» TASK INPUT
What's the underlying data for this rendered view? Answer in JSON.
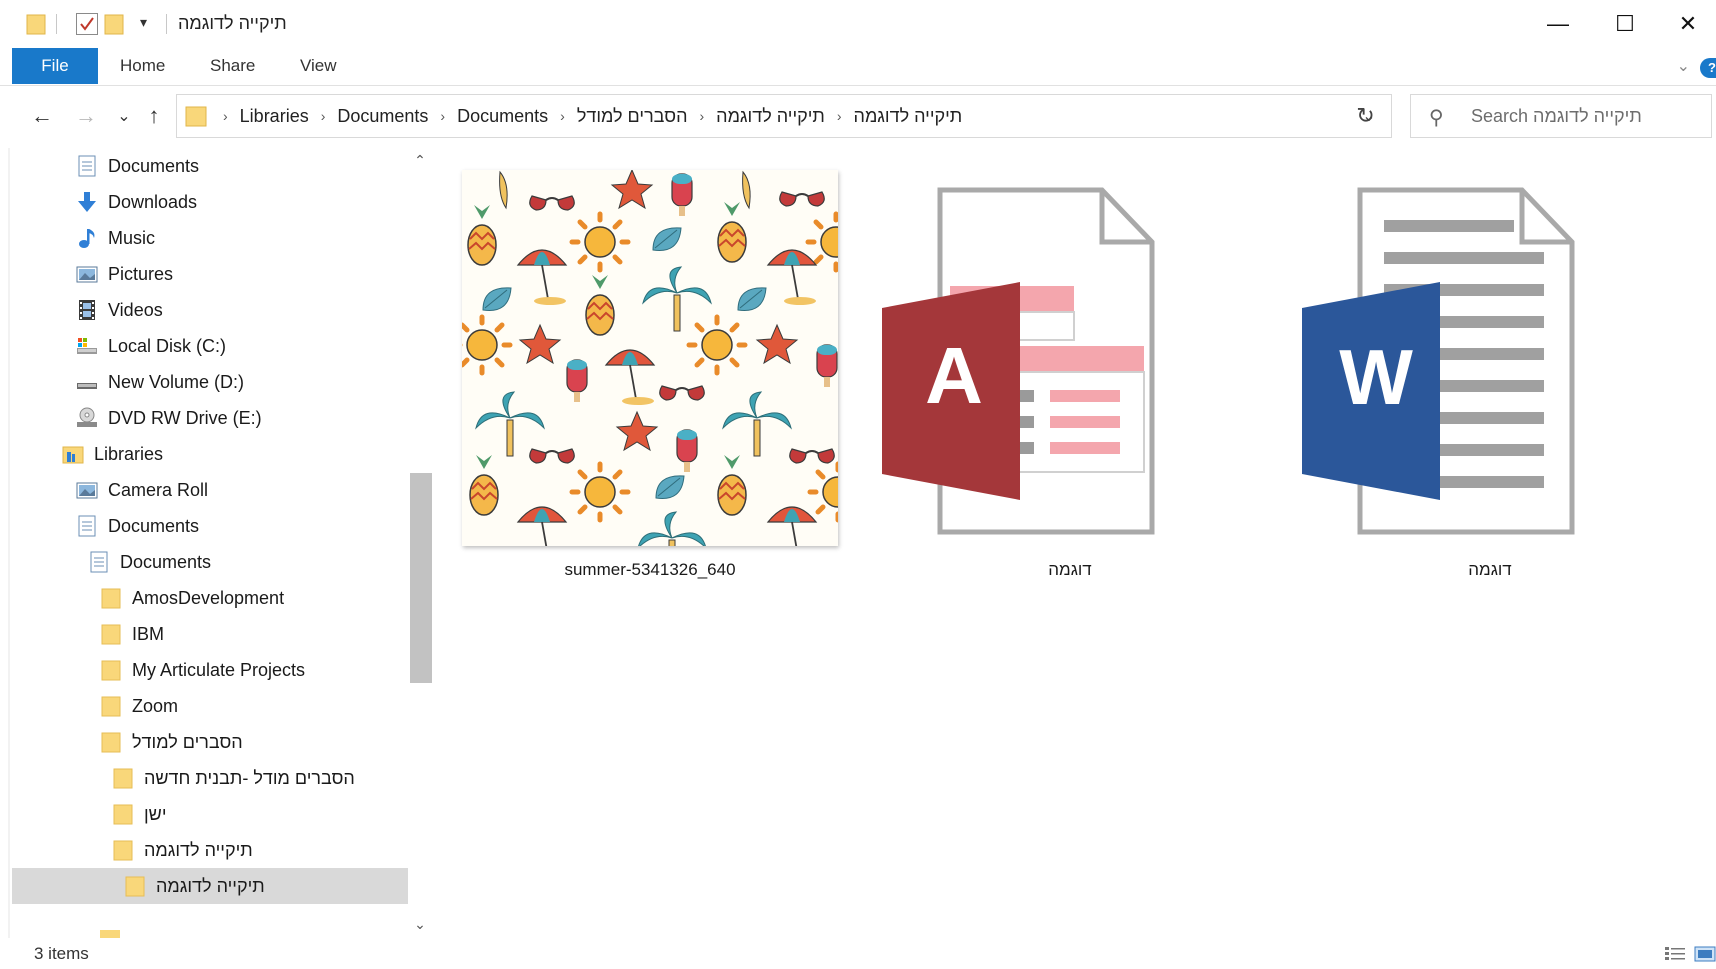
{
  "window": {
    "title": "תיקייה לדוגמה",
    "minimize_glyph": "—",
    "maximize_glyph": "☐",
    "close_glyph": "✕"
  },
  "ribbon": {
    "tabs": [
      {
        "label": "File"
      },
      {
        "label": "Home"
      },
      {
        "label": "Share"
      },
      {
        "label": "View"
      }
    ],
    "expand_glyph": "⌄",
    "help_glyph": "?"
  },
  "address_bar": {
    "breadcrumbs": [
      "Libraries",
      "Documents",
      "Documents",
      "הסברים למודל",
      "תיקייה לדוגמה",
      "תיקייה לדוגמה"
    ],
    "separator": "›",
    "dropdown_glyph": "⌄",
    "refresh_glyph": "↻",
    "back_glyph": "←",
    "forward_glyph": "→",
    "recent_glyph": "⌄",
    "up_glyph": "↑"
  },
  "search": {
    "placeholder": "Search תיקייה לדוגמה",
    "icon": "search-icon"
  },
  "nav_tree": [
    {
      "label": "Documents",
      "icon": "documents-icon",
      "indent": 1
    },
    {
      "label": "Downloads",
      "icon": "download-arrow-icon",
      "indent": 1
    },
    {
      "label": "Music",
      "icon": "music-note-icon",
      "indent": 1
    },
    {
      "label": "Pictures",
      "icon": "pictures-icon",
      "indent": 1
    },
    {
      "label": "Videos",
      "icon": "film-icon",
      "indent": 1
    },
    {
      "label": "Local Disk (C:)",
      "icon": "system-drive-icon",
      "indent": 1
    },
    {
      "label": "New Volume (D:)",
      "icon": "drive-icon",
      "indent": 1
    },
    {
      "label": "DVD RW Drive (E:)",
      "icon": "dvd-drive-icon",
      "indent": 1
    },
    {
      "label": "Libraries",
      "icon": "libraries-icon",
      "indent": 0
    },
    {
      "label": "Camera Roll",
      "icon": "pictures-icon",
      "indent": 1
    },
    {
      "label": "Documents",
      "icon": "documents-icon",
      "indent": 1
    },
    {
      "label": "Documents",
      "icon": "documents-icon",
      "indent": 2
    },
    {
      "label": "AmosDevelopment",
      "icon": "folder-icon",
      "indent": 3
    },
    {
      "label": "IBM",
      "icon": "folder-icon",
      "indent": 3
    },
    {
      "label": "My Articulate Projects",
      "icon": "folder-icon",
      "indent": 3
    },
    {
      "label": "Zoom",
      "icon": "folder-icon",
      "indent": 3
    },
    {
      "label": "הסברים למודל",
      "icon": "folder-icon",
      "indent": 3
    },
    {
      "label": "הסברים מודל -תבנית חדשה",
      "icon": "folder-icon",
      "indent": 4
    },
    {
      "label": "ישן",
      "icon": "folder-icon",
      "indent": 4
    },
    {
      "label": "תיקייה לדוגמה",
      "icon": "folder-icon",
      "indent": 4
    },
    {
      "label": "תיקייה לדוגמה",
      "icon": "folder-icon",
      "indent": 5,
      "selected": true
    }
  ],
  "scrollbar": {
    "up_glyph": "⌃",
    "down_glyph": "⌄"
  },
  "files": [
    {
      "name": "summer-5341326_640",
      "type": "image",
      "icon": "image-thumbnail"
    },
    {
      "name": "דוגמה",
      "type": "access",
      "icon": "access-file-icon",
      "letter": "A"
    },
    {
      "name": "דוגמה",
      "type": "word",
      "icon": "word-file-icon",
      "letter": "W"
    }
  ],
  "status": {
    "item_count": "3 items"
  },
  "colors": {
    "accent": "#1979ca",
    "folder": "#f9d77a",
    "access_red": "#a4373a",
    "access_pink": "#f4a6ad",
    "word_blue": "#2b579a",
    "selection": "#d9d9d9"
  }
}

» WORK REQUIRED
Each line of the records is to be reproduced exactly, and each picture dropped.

» SOLUTION BELOW
What's the underlying data for this rendered view? Answer in JSON.
{
  "window": {
    "title": "תיקייה לדוגמה",
    "minimize_glyph": "—",
    "maximize_glyph": "☐",
    "close_glyph": "✕"
  },
  "ribbon": {
    "tabs": [
      {
        "label": "File"
      },
      {
        "label": "Home"
      },
      {
        "label": "Share"
      },
      {
        "label": "View"
      }
    ],
    "expand_glyph": "⌄",
    "help_glyph": "?"
  },
  "address_bar": {
    "breadcrumbs": [
      "Libraries",
      "Documents",
      "Documents",
      "הסברים למודל",
      "תיקייה לדוגמה",
      "תיקייה לדוגמה"
    ],
    "separator": "›",
    "dropdown_glyph": "⌄",
    "refresh_glyph": "↻",
    "back_glyph": "←",
    "forward_glyph": "→",
    "recent_glyph": "⌄",
    "up_glyph": "↑"
  },
  "search": {
    "placeholder": "Search תיקייה לדוגמה",
    "icon": "search-icon"
  },
  "nav_tree": [
    {
      "label": "Documents",
      "icon": "documents-icon",
      "indent": 1
    },
    {
      "label": "Downloads",
      "icon": "download-arrow-icon",
      "indent": 1
    },
    {
      "label": "Music",
      "icon": "music-note-icon",
      "indent": 1
    },
    {
      "label": "Pictures",
      "icon": "pictures-icon",
      "indent": 1
    },
    {
      "label": "Videos",
      "icon": "film-icon",
      "indent": 1
    },
    {
      "label": "Local Disk (C:)",
      "icon": "system-drive-icon",
      "indent": 1
    },
    {
      "label": "New Volume (D:)",
      "icon": "drive-icon",
      "indent": 1
    },
    {
      "label": "DVD RW Drive (E:)",
      "icon": "dvd-drive-icon",
      "indent": 1
    },
    {
      "label": "Libraries",
      "icon": "libraries-icon",
      "indent": 0
    },
    {
      "label": "Camera Roll",
      "icon": "pictures-icon",
      "indent": 1
    },
    {
      "label": "Documents",
      "icon": "documents-icon",
      "indent": 1
    },
    {
      "label": "Documents",
      "icon": "documents-icon",
      "indent": 2
    },
    {
      "label": "AmosDevelopment",
      "icon": "folder-icon",
      "indent": 3
    },
    {
      "label": "IBM",
      "icon": "folder-icon",
      "indent": 3
    },
    {
      "label": "My Articulate Projects",
      "icon": "folder-icon",
      "indent": 3
    },
    {
      "label": "Zoom",
      "icon": "folder-icon",
      "indent": 3
    },
    {
      "label": "הסברים למודל",
      "icon": "folder-icon",
      "indent": 3
    },
    {
      "label": "הסברים מודל -תבנית חדשה",
      "icon": "folder-icon",
      "indent": 4
    },
    {
      "label": "ישן",
      "icon": "folder-icon",
      "indent": 4
    },
    {
      "label": "תיקייה לדוגמה",
      "icon": "folder-icon",
      "indent": 4
    },
    {
      "label": "תיקייה לדוגמה",
      "icon": "folder-icon",
      "indent": 5,
      "selected": true
    }
  ],
  "scrollbar": {
    "up_glyph": "⌃",
    "down_glyph": "⌄"
  },
  "files": [
    {
      "name": "summer-5341326_640",
      "type": "image",
      "icon": "image-thumbnail"
    },
    {
      "name": "דוגמה",
      "type": "access",
      "icon": "access-file-icon",
      "letter": "A"
    },
    {
      "name": "דוגמה",
      "type": "word",
      "icon": "word-file-icon",
      "letter": "W"
    }
  ],
  "status": {
    "item_count": "3 items"
  },
  "colors": {
    "accent": "#1979ca",
    "folder": "#f9d77a",
    "access_red": "#a4373a",
    "access_pink": "#f4a6ad",
    "word_blue": "#2b579a",
    "selection": "#d9d9d9"
  }
}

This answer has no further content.